(Page and application data records)
Segment Open
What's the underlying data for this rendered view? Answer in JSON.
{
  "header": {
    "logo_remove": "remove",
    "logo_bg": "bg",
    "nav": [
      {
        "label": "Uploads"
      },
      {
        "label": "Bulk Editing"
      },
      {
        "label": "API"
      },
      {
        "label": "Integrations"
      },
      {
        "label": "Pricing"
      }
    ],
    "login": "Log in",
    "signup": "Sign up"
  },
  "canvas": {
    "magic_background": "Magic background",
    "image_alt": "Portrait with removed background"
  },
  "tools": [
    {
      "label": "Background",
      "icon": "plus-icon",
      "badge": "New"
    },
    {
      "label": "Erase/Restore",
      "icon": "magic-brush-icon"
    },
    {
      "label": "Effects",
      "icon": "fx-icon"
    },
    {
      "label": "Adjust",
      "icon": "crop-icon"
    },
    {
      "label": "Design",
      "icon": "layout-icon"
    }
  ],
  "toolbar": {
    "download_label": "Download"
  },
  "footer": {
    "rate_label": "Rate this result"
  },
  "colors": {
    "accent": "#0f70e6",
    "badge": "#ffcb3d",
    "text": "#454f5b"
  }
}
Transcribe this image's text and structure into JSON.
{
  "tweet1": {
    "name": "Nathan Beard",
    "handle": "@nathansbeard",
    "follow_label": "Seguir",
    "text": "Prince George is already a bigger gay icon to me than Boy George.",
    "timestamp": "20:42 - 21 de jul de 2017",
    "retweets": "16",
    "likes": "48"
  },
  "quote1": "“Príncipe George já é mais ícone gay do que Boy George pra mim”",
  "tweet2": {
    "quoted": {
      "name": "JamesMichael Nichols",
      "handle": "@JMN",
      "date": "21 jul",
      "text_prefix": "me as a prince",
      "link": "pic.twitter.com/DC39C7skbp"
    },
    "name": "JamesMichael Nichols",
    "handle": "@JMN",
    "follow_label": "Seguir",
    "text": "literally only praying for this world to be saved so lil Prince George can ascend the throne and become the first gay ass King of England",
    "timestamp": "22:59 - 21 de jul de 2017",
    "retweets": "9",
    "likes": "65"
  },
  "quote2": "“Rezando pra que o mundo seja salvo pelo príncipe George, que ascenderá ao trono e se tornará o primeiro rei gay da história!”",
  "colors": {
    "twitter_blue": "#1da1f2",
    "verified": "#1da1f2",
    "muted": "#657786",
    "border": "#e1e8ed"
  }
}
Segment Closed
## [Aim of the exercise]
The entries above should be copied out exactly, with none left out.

## [Final answer]
What's the underlying data for this rendered view? Answer in JSON.
{
  "header": {
    "logo_remove": "remove",
    "logo_bg": "bg",
    "nav": [
      {
        "label": "Uploads"
      },
      {
        "label": "Bulk Editing"
      },
      {
        "label": "API"
      },
      {
        "label": "Integrations"
      },
      {
        "label": "Pricing"
      }
    ],
    "login": "Log in",
    "signup": "Sign up"
  },
  "canvas": {
    "magic_background": "Magic background",
    "image_alt": "Portrait with removed background"
  },
  "tools": [
    {
      "label": "Background",
      "icon": "plus-icon",
      "badge": "New"
    },
    {
      "label": "Erase/Restore",
      "icon": "magic-brush-icon"
    },
    {
      "label": "Effects",
      "icon": "fx-icon"
    },
    {
      "label": "Adjust",
      "icon": "crop-icon"
    },
    {
      "label": "Design",
      "icon": "layout-icon"
    }
  ],
  "toolbar": {
    "download_label": "Download"
  },
  "footer": {
    "rate_label": "Rate this result"
  },
  "colors": {
    "accent": "#0f70e6",
    "badge": "#ffcb3d",
    "text": "#454f5b"
  }
}
Transcribe this image's text and structure into JSON.
{
  "tweet1": {
    "name": "Nathan Beard",
    "handle": "@nathansbeard",
    "follow_label": "Seguir",
    "text": "Prince George is already a bigger gay icon to me than Boy George.",
    "timestamp": "20:42 - 21 de jul de 2017",
    "retweets": "16",
    "likes": "48"
  },
  "quote1": "“Príncipe George já é mais ícone gay do que Boy George pra mim”",
  "tweet2": {
    "quoted": {
      "name": "JamesMichael Nichols",
      "handle": "@JMN",
      "date": "21 jul",
      "text_prefix": "me as a prince",
      "link": "pic.twitter.com/DC39C7skbp"
    },
    "name": "JamesMichael Nichols",
    "handle": "@JMN",
    "follow_label": "Seguir",
    "text": "literally only praying for this world to be saved so lil Prince George can ascend the throne and become the first gay ass King of England",
    "timestamp": "22:59 - 21 de jul de 2017",
    "retweets": "9",
    "likes": "65"
  },
  "quote2": "“Rezando pra que o mundo seja salvo pelo príncipe George, que ascenderá ao trono e se tornará o primeiro rei gay da história!”",
  "colors": {
    "twitter_blue": "#1da1f2",
    "verified": "#1da1f2",
    "muted": "#657786",
    "border": "#e1e8ed"
  }
}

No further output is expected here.